**Task brief**
Lines below that include the word "icon" should each be copied.

**The records**
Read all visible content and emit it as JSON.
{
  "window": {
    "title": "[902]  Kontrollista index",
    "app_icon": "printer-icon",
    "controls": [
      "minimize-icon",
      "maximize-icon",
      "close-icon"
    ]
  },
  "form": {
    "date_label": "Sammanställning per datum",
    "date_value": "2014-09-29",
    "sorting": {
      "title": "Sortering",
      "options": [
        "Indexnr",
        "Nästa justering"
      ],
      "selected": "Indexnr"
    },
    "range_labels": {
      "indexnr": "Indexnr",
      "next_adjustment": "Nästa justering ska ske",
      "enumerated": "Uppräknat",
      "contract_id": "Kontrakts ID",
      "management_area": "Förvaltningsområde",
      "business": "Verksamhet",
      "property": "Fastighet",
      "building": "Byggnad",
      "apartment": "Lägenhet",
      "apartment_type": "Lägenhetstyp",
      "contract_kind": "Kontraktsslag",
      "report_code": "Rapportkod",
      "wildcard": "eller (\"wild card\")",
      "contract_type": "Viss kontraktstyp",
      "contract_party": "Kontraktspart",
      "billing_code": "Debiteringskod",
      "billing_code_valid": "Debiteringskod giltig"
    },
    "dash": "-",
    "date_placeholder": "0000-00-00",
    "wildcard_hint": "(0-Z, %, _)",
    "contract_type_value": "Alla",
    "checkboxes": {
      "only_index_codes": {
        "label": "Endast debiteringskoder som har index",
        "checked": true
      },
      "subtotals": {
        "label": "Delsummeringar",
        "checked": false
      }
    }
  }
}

**Task result**
    "app_icon": "printer-icon",
      "minimize-icon",
      "maximize-icon",
      "close-icon"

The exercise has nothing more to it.